“I don’t consider these people to be “treacherous” whatsoever, it is akin to the relief or happiness Palestinians would feel if the U.S. suddenly bombed an Israeli airbase that just dropped white phosphorous bombs on them,” said Gamea, a resident of Brooklyn. “I think the reaction would be extreme but it’s utterly stupid to label it as being indicative of treachery or puppetry of the West.”
According to Gamea, the attack was an inconsequential one. He said that the US is still uplifting the Assad regime and “still has troops deployed in oppositional areas which everyone conveniently ignores.”
“I hope you all have learned a valuable lesson; Left, Right, whomever, y’all got done bamboozled by Trump.”

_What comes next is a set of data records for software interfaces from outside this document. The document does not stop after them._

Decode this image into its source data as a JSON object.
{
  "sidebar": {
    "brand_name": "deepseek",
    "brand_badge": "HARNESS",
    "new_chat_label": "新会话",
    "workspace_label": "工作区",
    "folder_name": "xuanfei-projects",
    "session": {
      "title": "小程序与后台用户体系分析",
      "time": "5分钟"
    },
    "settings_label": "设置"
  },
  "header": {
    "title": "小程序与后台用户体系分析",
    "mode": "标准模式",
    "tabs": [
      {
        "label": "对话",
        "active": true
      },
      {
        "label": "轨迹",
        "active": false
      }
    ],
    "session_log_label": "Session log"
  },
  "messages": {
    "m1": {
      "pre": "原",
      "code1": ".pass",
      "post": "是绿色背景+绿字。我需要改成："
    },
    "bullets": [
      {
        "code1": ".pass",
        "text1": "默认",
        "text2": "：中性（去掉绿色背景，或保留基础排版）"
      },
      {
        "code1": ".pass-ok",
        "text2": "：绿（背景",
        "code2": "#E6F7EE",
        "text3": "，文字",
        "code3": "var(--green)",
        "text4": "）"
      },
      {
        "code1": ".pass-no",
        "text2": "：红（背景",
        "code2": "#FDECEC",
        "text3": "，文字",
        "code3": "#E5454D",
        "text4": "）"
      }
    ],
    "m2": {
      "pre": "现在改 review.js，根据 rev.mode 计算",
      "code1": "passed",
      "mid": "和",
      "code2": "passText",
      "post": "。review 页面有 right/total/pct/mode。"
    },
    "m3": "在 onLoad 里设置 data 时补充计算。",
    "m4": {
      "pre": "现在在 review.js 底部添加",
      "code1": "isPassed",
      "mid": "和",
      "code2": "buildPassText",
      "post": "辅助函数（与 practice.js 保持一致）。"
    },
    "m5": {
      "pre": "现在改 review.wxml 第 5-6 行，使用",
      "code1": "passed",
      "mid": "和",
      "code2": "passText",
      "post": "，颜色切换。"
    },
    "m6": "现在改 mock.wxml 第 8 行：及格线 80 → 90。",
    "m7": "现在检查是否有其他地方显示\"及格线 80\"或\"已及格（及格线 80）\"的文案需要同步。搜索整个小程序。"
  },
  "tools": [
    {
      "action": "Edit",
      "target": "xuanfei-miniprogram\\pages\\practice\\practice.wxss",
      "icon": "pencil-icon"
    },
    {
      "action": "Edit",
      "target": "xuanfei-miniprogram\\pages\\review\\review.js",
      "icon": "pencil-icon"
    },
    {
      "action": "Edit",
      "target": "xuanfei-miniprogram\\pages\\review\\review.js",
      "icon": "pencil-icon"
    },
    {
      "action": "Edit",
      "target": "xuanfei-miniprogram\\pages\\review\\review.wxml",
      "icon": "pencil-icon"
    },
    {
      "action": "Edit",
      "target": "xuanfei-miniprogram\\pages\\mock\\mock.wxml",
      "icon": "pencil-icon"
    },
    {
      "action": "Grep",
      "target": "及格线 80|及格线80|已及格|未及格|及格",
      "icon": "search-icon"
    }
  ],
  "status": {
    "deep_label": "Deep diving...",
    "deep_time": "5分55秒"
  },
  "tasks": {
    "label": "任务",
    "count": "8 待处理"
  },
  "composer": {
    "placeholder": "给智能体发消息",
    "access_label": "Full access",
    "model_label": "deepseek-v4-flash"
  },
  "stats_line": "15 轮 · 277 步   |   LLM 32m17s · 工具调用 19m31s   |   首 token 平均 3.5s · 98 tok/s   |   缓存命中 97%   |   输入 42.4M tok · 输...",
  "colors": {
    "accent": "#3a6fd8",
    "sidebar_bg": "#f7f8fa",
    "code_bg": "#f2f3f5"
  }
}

Gamea believes that we should never trust the US government or its military goals, “it will not do any good humanitarian or otherwise for the people it purports to protect.”
“The US is set to ensure that Assad remains in power,” said Gamea. “I hope you all have learned a valuable lesson; Left, Right, whomever, y’all got done bamboozled by Trump.”
Notably, the attack comes just 4 days before Secretary of State Rex Tillerson and Prime Minister Vladimir Putin are to meet. There is no doubt that Syria’s future is of top priority for discussion between the two countries. The meeting will come after months of boiling tensions over Syrian policy, with a context of the US airstrikes last night providing a tipping point for Russia, labeling the offensive as a violation of international law.
The US, however, stands by its actions, citing the dead children of the sarin gas attack, as legitimate reason to cross international boundaries, and launch an offensive.
Still, many believe that President Trump’s sudden move is a hypocritical one, noting that while the administration has conducted a thorough reaction to the chemical weapons attack, the very same administration is unwilling to open doors to refugees that pour out from the region. Moreover, a group of people find Trump’s decision to be quite conveniently coincidental to the scandals revolving around Russia helping Trump during his presidential campaign.
Over the next few days, it is important for us to keep an eye out on what comes next. Can Trump’s “change of heart” lead to other positive changes for the Syrians, or will this become America’s next Iraq war?